Nyenhuis fits the model of what the Colts look for in their defensive ends. He's a speedy pass rusher who uses leverage to get around the ends quickly. One of his strengths is his footwork, rarely getting caught off balance and knocked out of the play. Nyenhuis has also built a good reputation for his ability to change direction quickly and instinctively to pursue the ball carrier. But like most Colts defensive ends, he doesn't have much bulk at 6'3, 269 pounds, and as a result isn't a huge force against the run at the point of attack.
Originally signed by the Seahawks as an undrafted rookie free agent in 2004, he was waived in late August. He landed on Jacksonville's practice squad last season and was then signed by Atlanta this year. A surprise cut in the first round of trimming back on August 31st, Nyenhuis had drawn the praise of Atlanta head coach Jim Mora for his play in a couple of games as a starter at right defensive end in place of the injured Brady Smith.

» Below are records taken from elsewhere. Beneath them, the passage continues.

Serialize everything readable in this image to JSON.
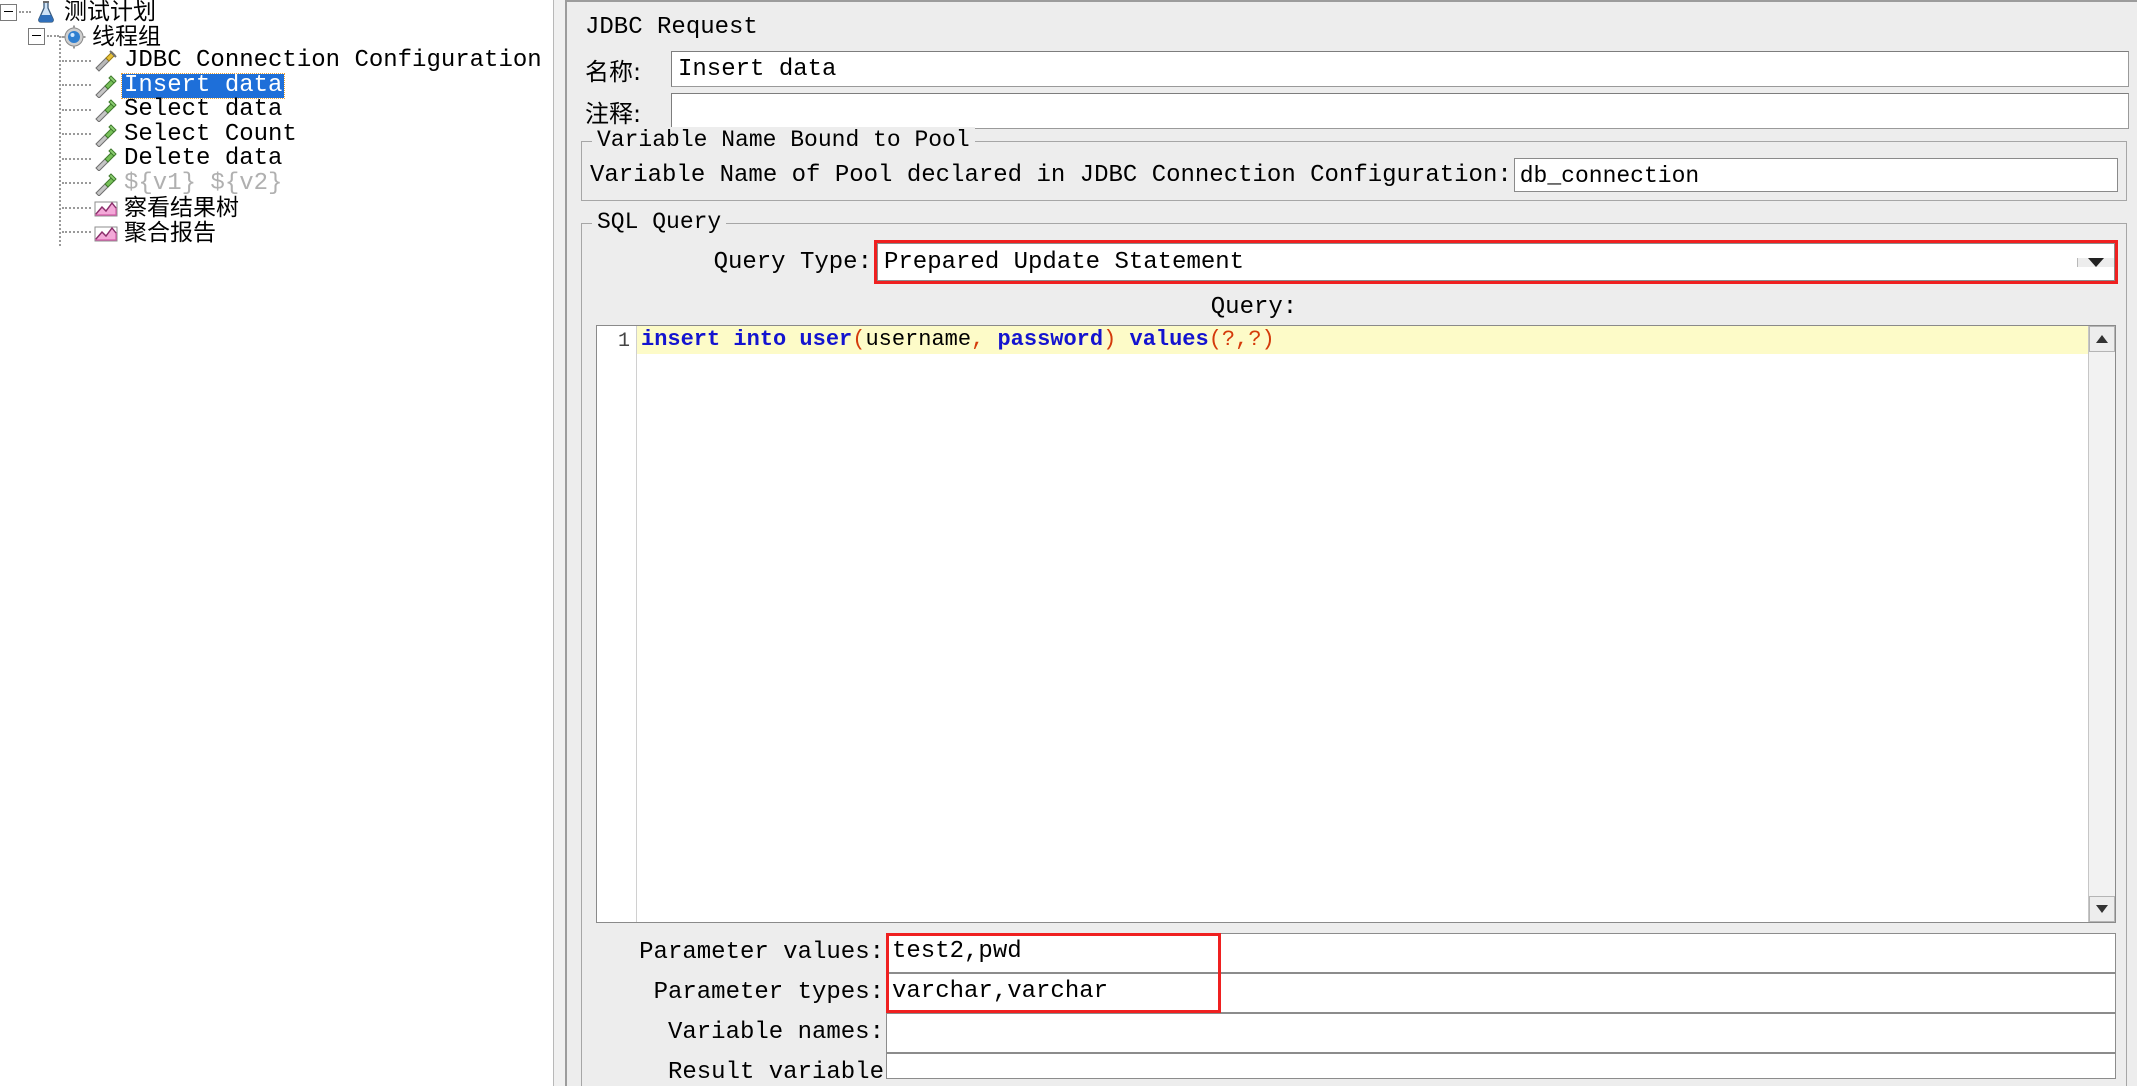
{
  "tree": {
    "nodes": [
      {
        "label": "测试计划",
        "icon": "test-plan-icon",
        "depth": 0,
        "state": "normal",
        "expander": "collapse"
      },
      {
        "label": "线程组",
        "icon": "thread-group-icon",
        "depth": 1,
        "state": "normal",
        "expander": "collapse"
      },
      {
        "label": "JDBC Connection Configuration",
        "icon": "config-element-icon",
        "depth": 2,
        "state": "normal",
        "expander": "none"
      },
      {
        "label": "Insert data",
        "icon": "jdbc-request-icon",
        "depth": 2,
        "state": "selected",
        "expander": "none"
      },
      {
        "label": "Select data",
        "icon": "jdbc-request-icon",
        "depth": 2,
        "state": "normal",
        "expander": "none"
      },
      {
        "label": "Select Count",
        "icon": "jdbc-request-icon",
        "depth": 2,
        "state": "normal",
        "expander": "none"
      },
      {
        "label": "Delete data",
        "icon": "jdbc-request-icon",
        "depth": 2,
        "state": "normal",
        "expander": "none"
      },
      {
        "label": "${v1} ${v2}",
        "icon": "jdbc-request-icon",
        "depth": 2,
        "state": "disabled",
        "expander": "none"
      },
      {
        "label": "察看结果树",
        "icon": "view-results-tree-icon",
        "depth": 2,
        "state": "normal",
        "expander": "none"
      },
      {
        "label": "聚合报告",
        "icon": "aggregate-report-icon",
        "depth": 2,
        "state": "normal",
        "expander": "none"
      }
    ]
  },
  "panel": {
    "title": "JDBC Request",
    "name_label": "名称:",
    "name_value": "Insert data",
    "comments_label": "注释:",
    "comments_value": ""
  },
  "pool_group": {
    "title": "Variable Name Bound to Pool",
    "label": "Variable Name of Pool declared in JDBC Connection Configuration:",
    "value": "db_connection"
  },
  "sql_group": {
    "title": "SQL Query",
    "query_type_label": "Query Type:",
    "query_type_value": "Prepared Update Statement",
    "query_caption": "Query:",
    "line_number": "1",
    "sql_tokens": [
      {
        "t": "insert into user",
        "k": "kw"
      },
      {
        "t": "(",
        "k": "pn"
      },
      {
        "t": "username",
        "k": "id"
      },
      {
        "t": ",",
        "k": "pn"
      },
      {
        "t": " ",
        "k": "id"
      },
      {
        "t": "password",
        "k": "kw"
      },
      {
        "t": ")",
        "k": "pn"
      },
      {
        "t": " ",
        "k": "id"
      },
      {
        "t": "values",
        "k": "kw"
      },
      {
        "t": "(?,?)",
        "k": "pn"
      }
    ],
    "sql_plain": "insert into user(username, password) values(?,?)"
  },
  "params": [
    {
      "label": "Parameter values:",
      "value": "test2,pwd",
      "highlighted": true
    },
    {
      "label": "Parameter types:",
      "value": "varchar,varchar",
      "highlighted": true
    },
    {
      "label": "Variable names:",
      "value": "",
      "highlighted": false
    },
    {
      "label": "Result variable",
      "value": "",
      "highlighted": false
    }
  ],
  "colors": {
    "highlight_red": "#ef2020",
    "selection_blue": "#1e6fd9",
    "code_keyword": "#1414cf",
    "code_paren": "#d43a0a",
    "code_background": "#fdfbc8",
    "panel_background": "#ededed"
  },
  "scrollbar": {
    "up_arrow": "scroll-up-icon",
    "down_arrow": "scroll-down-icon"
  }
}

"Whenever there is an injury, it enables somebody to step up, and Gabe stepped up," Mora said. "That's been impressive."
But evidently not impressive enough to make the roster. But the Colts didn't forget about Nyenhuis. They got a dose of his versatility when they faced the Falcons in the American Bowl to kick off the preseason. Peyton Manning was under pressure early in the game by Keith Brookings and tried to throw a quick pass to Edgerrin James to avoid a sack. But the pass was intercepted at the line by Gabe Nyenhuis.
Nyenhuis has a knack for making plays like that, which
could explain the Colts' interest in adding him to the practice squad. He played
in 25 games for the Colorado Buffaloes and registered 85 tackles (63 solos) with eight sacks, 24 stops for losses,
24 quarterback pressures, a fumble recovery, two forced fumbles, 10 pass deflections and 10 third-down stops
With the addition of Bo Lacy, the Colts take on a player who is already well-traveled after just one full season in the NFL. A former sixth-round pick by the Steelers out of the University of Arkansas, Lacy was the starting left tackle at Arkansas for his final two collegiate seasons. Considered to be one of the top run-blockers on Arkansas' line, Lacy didn't make the final cut with the Steelers and was placed on their practice squad last year.
He quickly learned that the words practice squad can be a NFL code phrase for "keep your bags packed."
The Browns signed him to their roster off of Pittsburgh's practice squad on September 30th when the Browns were setback by injury at the tackle position. But on October 20th, they released him once those players got healthy. Pittsburgh put him back on their practice squad, but the Bears grabbed him for their regular roster in early December. Lacy stayed with the Bears but was buried at the #3 position on their depth chart at left tackle. He was released during the team's cuts on August 31st cuts.
In Lacy, the Colts gain a draft-worthy player who can
learn from one of the best in the business -- offensive line coach Howard Mudd.
Lacy started all 27 games during his junior and senior year and posted 109
knockdowns against his opponents. He has displayed good intelligence and
coordination at his position, and is steady as a pass protector. Known as a
hard-worker who works smoothly with his teammates on the offensive line, Lacy
stays on his assignments well. While he can play guard, he seems most
comfortable and instinctive at the tackle position.